No, it hasn’t made me Godlier or holier and no I don’t think Jesus likes me better than  people who’ve struggled through their devotions this year. At times it has been a chore but after the first few weeks I really got into the groove. Now, I didn’t use it devotionally but instead just read the chapters through at normal reading speed. Like a spiritual shower if you will! Besides this reading I followed my own personal, spiritual routine which enabled me to soak a little longer in the bath! I just found the habit of constantly reading scripture daily nice – that’s all. What I found helpful, particularly when I went through a spiritual ‘dry patch’ in terms of my own devotions, was that I was at least reading huge chunks of scripture as a matter of coarse even when I didn’t really feel like it. Make of that what you will but the point is my head was in the Bible rather than in the TV when I was having some tough times. Remember our faith rests in Christ and not on how we do in these things. Let’s all guard our hearts and watch our motivations.

I hope that we will all grow in truth and grace in 2013 as we wait for the coming of our Lord Jesus Christ.

I haven’t posted to ‘Ordinary Pastor‘ (one of my favourite blogs) for a long while. So, here you go! A mini series on church planting. Enjoy it here.

Note: Re-posting doesn’t always mean 100% agreement. 🙂

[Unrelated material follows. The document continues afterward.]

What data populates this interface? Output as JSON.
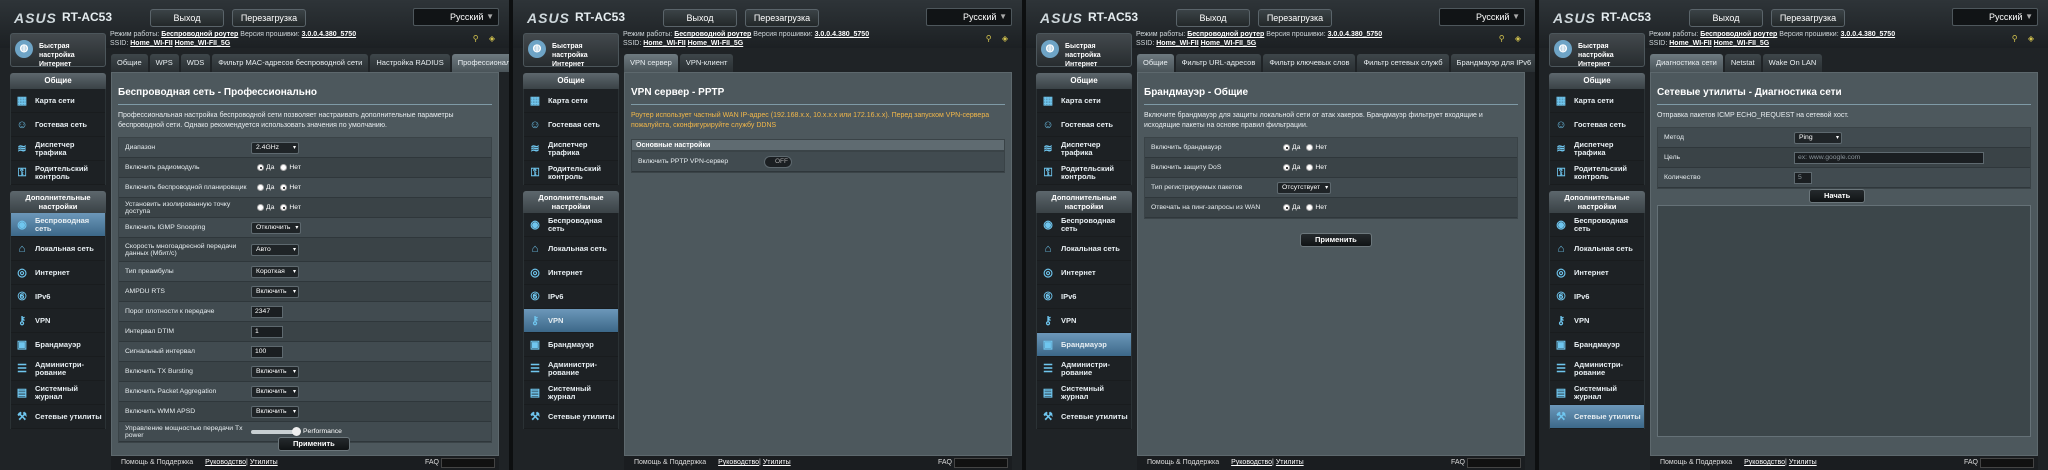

I have been away in the US for the launch of 20 schemes and so I have been a bit disorganised with my posts.  Tomorrow, I hope to post a review of my trip overseas. But, for today, I will link to two posts that struck me for different reasons.

John Stevens link here.

A really helpful (and in-depth) article on the gay marriage debate. Please take the time to read it because it has serious implications for all of us who take the Bible as the full and authoritative word of God.

Telegraph Article here.

Not a Christian response but a fascinating insight into the mind of our secular culture.

A few people have asked me on the scheme about my opinion on the women bishops debate and my Twitter feed and Facebook have been full of those in favour and those against. Everybody has an opinion on this one. My response was to ask my friends whether having women bishops would make them more likely or less likely to go to church. The answer: “We don’t care. We don’t go to church anyway”.

John Stevens has written a thoughtful, robust and very clear article on this issue and I have to say I agree with him wholeheartedly. Take a look at it here.

Jared Moore has put together some resources by Don Carson on the difficult doctrine of the love of God here. Although his context is American Southern Baptists it is a topic that is pertinent for all believers. The topic of God’s love and His wrath is just so important in a ministry like ours. Real people are going to a real hell. Jared writes:

The wrath of God towards sin and sinners is what makes God’s love so amazing.  All humans deserve hell, yet God reveals His love for us by giving His Son for the world.  Furthermore, there is a special love for the elect that the lost do not have.  This love should be shared instead of hidden, encouraging sinners to come and enjoy the love God has for the elect through repentance and faith in Christ.

Please take the time to read his helpful post and to download the free resources from Don Carson.

Great stuff from the great man!

Here’s a bit of the silver (skipping) fox on “The Mission”. Always worth a punt.

“For this is the will of God, your sanctification” (1 Thessalonians 4:3).

At our “In this City” Conference last night, Tim Chester was looking at the issue of the church planter and purity. Character before gifts is a fundamental premise of all Christian leadership and Crossway have produced a helpful list of e-books on the topic of pursuing holiness. Worth checking out.

http://www.crossway.org/blog/2012/08/5-ebook-on-holiness/